Throughout the performance, I became increasingly aware of the fact that the audience was predominantly a white, middle class, and theatre going group. Through the initial use of the white polar bear suit and the contrasting colour of his own skin, Harewood made the audience acutely aware of their whiteness. Of course, it was disgusting to see an audience treat anyone, regardless of race, in such a sickening way even if they were doing so at the behest of the artist.
Inevitably upon leaving the performance space my disgust and anger moved from the members of the audience who had been most active in following the orders stipulated by the artist to myself. I was initially shocked by others’ behavior, but also uncomfortable and disgusted with my own idleness. I was present in the room and I had a voice, but in not speaking out against the actions taken, I was condoning what was happening. The artist’s instructions guide the audience and encourages them to behave in a manner that I don’t think many people would consider themselves capable of. With these powerful emotions, it felt as if rationality was almost abandoned and with the loss of rationality people began to act more physically, more aggressively, and more desperately.

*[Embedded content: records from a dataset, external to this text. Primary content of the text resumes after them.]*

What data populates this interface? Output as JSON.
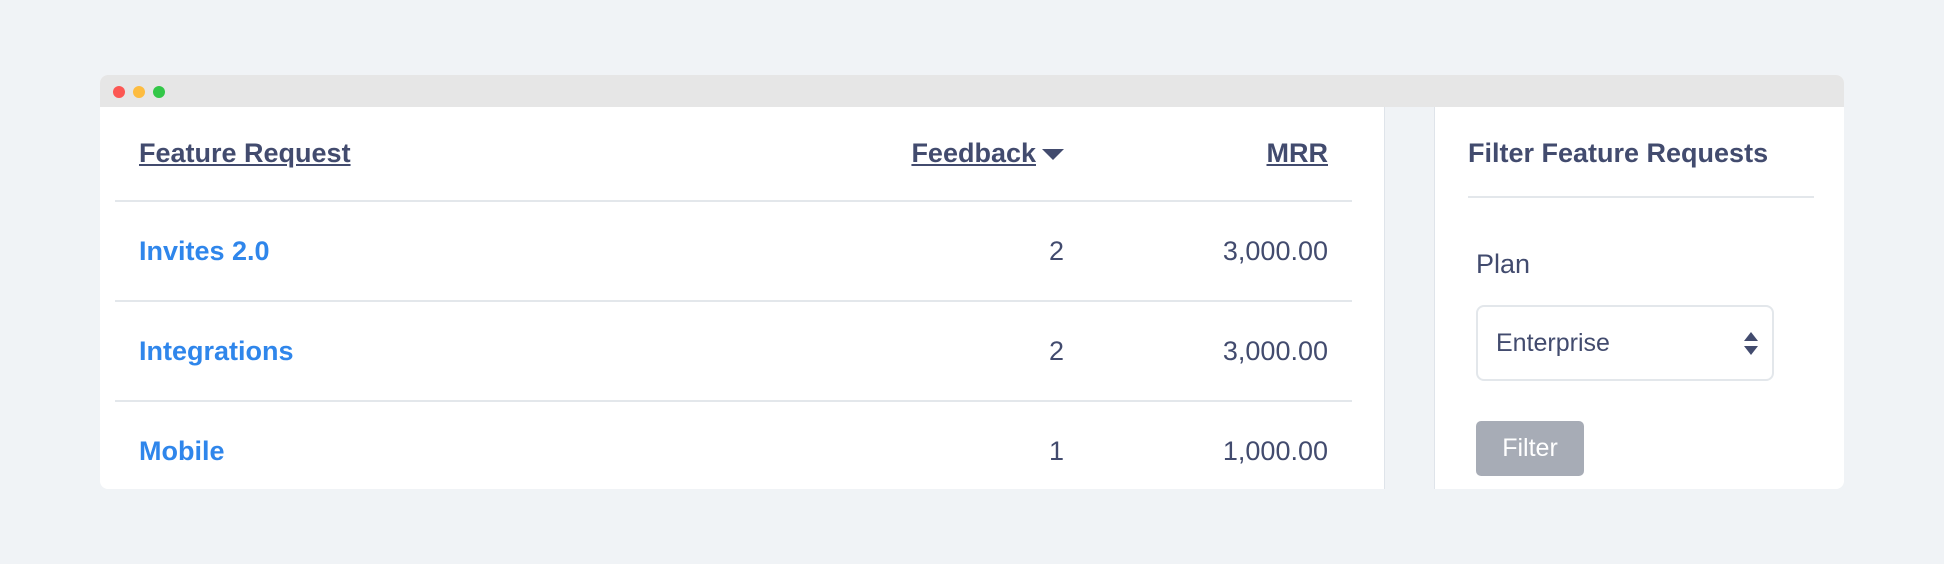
{
  "table": {
    "headers": {
      "feature": "Feature Request",
      "feedback": "Feedback",
      "mrr": "MRR"
    },
    "sort": {
      "column": "feedback",
      "direction": "descending",
      "icon": "caret-down-icon"
    },
    "rows": [
      {
        "feature": "Invites 2.0",
        "feedback": "2",
        "mrr": "3,000.00"
      },
      {
        "feature": "Integrations",
        "feedback": "2",
        "mrr": "3,000.00"
      },
      {
        "feature": "Mobile",
        "feedback": "1",
        "mrr": "1,000.00"
      }
    ]
  },
  "sidebar": {
    "title": "Filter Feature Requests",
    "plan_label": "Plan",
    "plan_selected": "Enterprise",
    "filter_button": "Filter"
  },
  "colors": {
    "background": "#f0f3f6",
    "text": "#424b6e",
    "link": "#2f86eb",
    "button_disabled": "#a7acb6"
  }
}
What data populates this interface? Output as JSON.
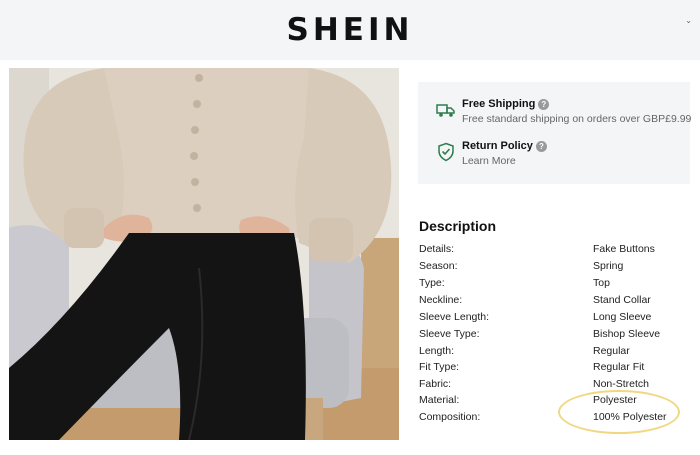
{
  "header": {
    "logo": "SHEIN",
    "caret": "⌄"
  },
  "product_image": {
    "alt": "Model wearing beige satin button-front blouse with bishop sleeves and black jeans, seated on a grey chair"
  },
  "shipping": {
    "free_shipping": {
      "title": "Free Shipping",
      "subtitle": "Free standard shipping on orders over GBP£9.99",
      "icon": "truck-icon"
    },
    "return_policy": {
      "title": "Return Policy",
      "subtitle": "Learn More",
      "icon": "shield-check-icon"
    }
  },
  "description": {
    "title": "Description",
    "rows": [
      {
        "label": "Details:",
        "value": "Fake Buttons"
      },
      {
        "label": "Season:",
        "value": "Spring"
      },
      {
        "label": "Type:",
        "value": "Top"
      },
      {
        "label": "Neckline:",
        "value": "Stand Collar"
      },
      {
        "label": "Sleeve Length:",
        "value": "Long Sleeve"
      },
      {
        "label": "Sleeve Type:",
        "value": "Bishop Sleeve"
      },
      {
        "label": "Length:",
        "value": "Regular"
      },
      {
        "label": "Fit Type:",
        "value": "Regular Fit"
      },
      {
        "label": "Fabric:",
        "value": "Non-Stretch"
      },
      {
        "label": "Material:",
        "value": "Polyester"
      },
      {
        "label": "Composition:",
        "value": "100% Polyester"
      }
    ]
  },
  "colors": {
    "accent_green": "#2e7d4f",
    "highlight": "#f1d782"
  }
}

Classically within art spaces, we are encouraged to remain cool: “few spaces will make people more self–conscious of their reactions than a museum or art gallery.”1 In our culture, we have learnt that these are intellectual places to think and reflect upon the work. In a society built upon enlightenment philosophy such as Descartes theory: I think therefore I am, what distinguishes humans from other animal species is our ability to think and this is viewed as a privilege. Thus it is ingrained within our society’s history that emotions are to be dealt with through thinking not with physically emotional responses. In many ways, physical emotion is viewed as uneducated and primitive.
However The Privileged takes place in a studio, a space somewhere between a theatre and a gallery. It does not exist in the traditional theatre space where the audience faces forwards towards the stage and is seated in the relative darkness, shielded from the glare of the stage lights. The theatre space enables physical emotion to be expressed more privately; the viewer is to an extent hidden from the view as well as the judgment of others. The Privileged takes place at The National Theatre Studios; because of this, the audience arrives with the expectation of a theatre-like context and with this expectation perhaps they are more open to the idea of emotion being physically expressed. However, just as a gallery space can traditionally make an audience self-conscious of their emotions, there is nowhere to hide in the set up of a performance in which every member of the audience can visibly see each other. Harewood’s initial challenge breaks down the audience’s expectation of the space they are entering and he uses this vulnerability to manipulate their reactions to his work.
The Privileged is next on as part of The Croydonites Festival on 29th March 2017.
1 P. 5, Doyle, Jennifer, Hold It Against Me, Duke University Press, 2013. [print]
Image: Privileged, Jamal Harewood, 2015, Photo: Guido Mencari. SPILL Festival of Performance 2015. Produced by Pacitti Company